A matter close to us in both distance and significance, the River Garry is to be re-watered this year to help with the conservation of salmon in the Tay, Scotland’s largest salmon fishing river.
Between 1930 and 1950, the River Garry - located 15 miles north of Blair Atholl - was harnessed to produce hydro electricity. As operations expanded over the years, the Garry soon became one of the most extracted rivers in Scotland.
Since the 1950s the river has been largely dry with no flow in the upper Garry. Due to this low flow, the once-abundant salmon of the area have been unable to spawn, and further engineering works on the river have made life even more difficult for the salmon, decreasing their numbers still further.
Since the 1950s the river has been largely dry with no flow in the upper Garry
At the beginning of this year, however, SSE announced a plan to restore water flow into the river and boost salmon conservation in the area. A spokesman for the energy company stated that regardless of the economic loss, the environmental gain is far greater for the river, and the restoration project looks set to go ahead as planned.
It is estimated that the rewatering scheme will allow some 1500 adult salmon to return to spawn
This gives great hope for avid fishers in the Tayside area, as it marks the return of salmon to the upper river.

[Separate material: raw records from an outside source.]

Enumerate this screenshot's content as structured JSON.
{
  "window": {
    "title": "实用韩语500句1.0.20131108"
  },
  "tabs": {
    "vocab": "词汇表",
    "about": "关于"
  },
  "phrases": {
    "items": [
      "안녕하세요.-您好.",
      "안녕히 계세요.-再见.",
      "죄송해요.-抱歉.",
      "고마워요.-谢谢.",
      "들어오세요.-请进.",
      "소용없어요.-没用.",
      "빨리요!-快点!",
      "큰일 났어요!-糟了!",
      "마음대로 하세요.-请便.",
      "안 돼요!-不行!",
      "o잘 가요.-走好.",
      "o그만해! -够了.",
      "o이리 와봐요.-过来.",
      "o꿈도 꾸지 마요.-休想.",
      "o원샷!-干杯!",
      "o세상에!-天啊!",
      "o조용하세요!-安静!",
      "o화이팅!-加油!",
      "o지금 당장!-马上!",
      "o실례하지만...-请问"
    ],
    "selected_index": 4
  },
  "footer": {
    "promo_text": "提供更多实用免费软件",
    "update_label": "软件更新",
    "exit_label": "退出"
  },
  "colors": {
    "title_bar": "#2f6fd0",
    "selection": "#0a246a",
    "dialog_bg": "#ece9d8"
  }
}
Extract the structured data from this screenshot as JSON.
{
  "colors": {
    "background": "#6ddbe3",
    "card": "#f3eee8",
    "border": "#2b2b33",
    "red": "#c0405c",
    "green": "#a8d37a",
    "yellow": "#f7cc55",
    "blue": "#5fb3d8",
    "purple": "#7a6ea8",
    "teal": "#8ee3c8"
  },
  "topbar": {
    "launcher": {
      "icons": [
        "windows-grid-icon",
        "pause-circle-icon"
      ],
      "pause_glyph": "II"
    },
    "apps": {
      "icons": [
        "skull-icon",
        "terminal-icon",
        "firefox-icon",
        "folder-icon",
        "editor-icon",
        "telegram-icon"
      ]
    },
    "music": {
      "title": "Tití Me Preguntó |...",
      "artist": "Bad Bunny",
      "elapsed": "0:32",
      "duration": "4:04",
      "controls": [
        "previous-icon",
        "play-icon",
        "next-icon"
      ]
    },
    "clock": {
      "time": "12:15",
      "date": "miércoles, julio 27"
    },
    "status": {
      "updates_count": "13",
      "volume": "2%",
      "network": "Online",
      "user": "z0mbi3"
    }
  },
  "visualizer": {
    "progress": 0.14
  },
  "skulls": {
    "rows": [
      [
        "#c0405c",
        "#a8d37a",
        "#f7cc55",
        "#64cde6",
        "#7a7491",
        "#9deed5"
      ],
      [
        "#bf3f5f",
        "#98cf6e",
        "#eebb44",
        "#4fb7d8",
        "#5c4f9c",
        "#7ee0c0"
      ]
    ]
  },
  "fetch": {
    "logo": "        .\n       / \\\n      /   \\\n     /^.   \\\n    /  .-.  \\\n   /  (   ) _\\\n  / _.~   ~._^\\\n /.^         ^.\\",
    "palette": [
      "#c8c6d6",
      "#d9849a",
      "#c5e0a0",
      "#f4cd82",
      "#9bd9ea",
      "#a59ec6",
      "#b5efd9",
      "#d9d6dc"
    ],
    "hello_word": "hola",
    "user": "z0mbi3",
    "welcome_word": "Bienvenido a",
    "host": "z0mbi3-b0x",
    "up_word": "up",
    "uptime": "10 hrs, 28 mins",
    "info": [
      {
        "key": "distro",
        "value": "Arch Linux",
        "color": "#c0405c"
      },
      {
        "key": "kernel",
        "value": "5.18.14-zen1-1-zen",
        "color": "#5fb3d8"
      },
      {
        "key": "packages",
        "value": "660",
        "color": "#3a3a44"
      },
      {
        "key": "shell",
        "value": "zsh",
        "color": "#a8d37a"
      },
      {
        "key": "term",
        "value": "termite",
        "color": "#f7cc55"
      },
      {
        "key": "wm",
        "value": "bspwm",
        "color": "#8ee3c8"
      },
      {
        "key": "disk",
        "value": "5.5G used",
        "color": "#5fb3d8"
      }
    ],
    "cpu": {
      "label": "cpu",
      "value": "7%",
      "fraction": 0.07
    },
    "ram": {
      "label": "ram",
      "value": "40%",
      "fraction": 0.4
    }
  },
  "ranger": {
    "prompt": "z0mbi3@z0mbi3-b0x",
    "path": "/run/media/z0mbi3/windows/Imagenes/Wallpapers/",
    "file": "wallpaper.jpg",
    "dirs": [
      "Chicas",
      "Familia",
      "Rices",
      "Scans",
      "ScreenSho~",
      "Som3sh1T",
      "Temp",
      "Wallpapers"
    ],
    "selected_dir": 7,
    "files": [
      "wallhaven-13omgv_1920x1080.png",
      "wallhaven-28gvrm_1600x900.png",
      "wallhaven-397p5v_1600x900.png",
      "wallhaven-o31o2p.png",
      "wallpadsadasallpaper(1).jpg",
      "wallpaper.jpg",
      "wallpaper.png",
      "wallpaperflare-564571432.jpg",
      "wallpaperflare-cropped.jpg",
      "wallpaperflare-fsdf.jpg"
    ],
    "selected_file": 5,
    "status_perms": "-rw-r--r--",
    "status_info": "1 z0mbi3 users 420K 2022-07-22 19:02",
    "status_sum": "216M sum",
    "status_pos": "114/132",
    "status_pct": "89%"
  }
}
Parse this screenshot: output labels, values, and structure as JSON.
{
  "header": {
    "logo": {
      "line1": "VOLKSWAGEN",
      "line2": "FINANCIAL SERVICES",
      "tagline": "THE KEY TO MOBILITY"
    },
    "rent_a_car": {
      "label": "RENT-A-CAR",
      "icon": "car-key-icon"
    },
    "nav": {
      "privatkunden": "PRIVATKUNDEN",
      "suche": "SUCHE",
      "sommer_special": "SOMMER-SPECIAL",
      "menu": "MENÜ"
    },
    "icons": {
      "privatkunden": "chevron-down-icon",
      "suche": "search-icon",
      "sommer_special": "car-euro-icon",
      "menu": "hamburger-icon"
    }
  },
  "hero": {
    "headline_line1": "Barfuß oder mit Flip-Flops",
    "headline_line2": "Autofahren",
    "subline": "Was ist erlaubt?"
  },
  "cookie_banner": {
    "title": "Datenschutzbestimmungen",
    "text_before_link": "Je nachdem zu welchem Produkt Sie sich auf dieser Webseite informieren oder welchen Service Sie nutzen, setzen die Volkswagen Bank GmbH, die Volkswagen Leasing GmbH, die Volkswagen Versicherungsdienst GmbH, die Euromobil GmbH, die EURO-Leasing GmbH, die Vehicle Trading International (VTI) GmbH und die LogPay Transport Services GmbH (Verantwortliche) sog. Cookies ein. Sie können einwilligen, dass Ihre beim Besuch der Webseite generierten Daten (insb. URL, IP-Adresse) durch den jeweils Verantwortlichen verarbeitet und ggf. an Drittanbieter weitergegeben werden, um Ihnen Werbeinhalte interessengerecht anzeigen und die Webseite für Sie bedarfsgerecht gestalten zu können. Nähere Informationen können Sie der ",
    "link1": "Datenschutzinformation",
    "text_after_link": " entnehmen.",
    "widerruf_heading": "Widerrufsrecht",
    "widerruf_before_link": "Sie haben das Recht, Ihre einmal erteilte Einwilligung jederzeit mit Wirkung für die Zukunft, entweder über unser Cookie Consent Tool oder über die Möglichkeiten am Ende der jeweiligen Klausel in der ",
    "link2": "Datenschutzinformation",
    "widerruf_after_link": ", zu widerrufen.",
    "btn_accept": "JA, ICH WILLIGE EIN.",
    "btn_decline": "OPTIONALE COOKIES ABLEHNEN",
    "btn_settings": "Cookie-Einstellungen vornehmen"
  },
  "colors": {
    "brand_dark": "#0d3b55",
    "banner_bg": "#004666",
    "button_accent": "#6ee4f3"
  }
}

It is estimated that the rewatering scheme will allow some 1500 adult salmon to return to spawn, which is an exciting prospect for the once-great river.
At this stage it is unclear what effect the removal of engineering works will have on the Tay. While this is clearly a positive step for the area in terms of conservation of the natural habitat, only time will tell if the salmon will return to the river in their previous numbers.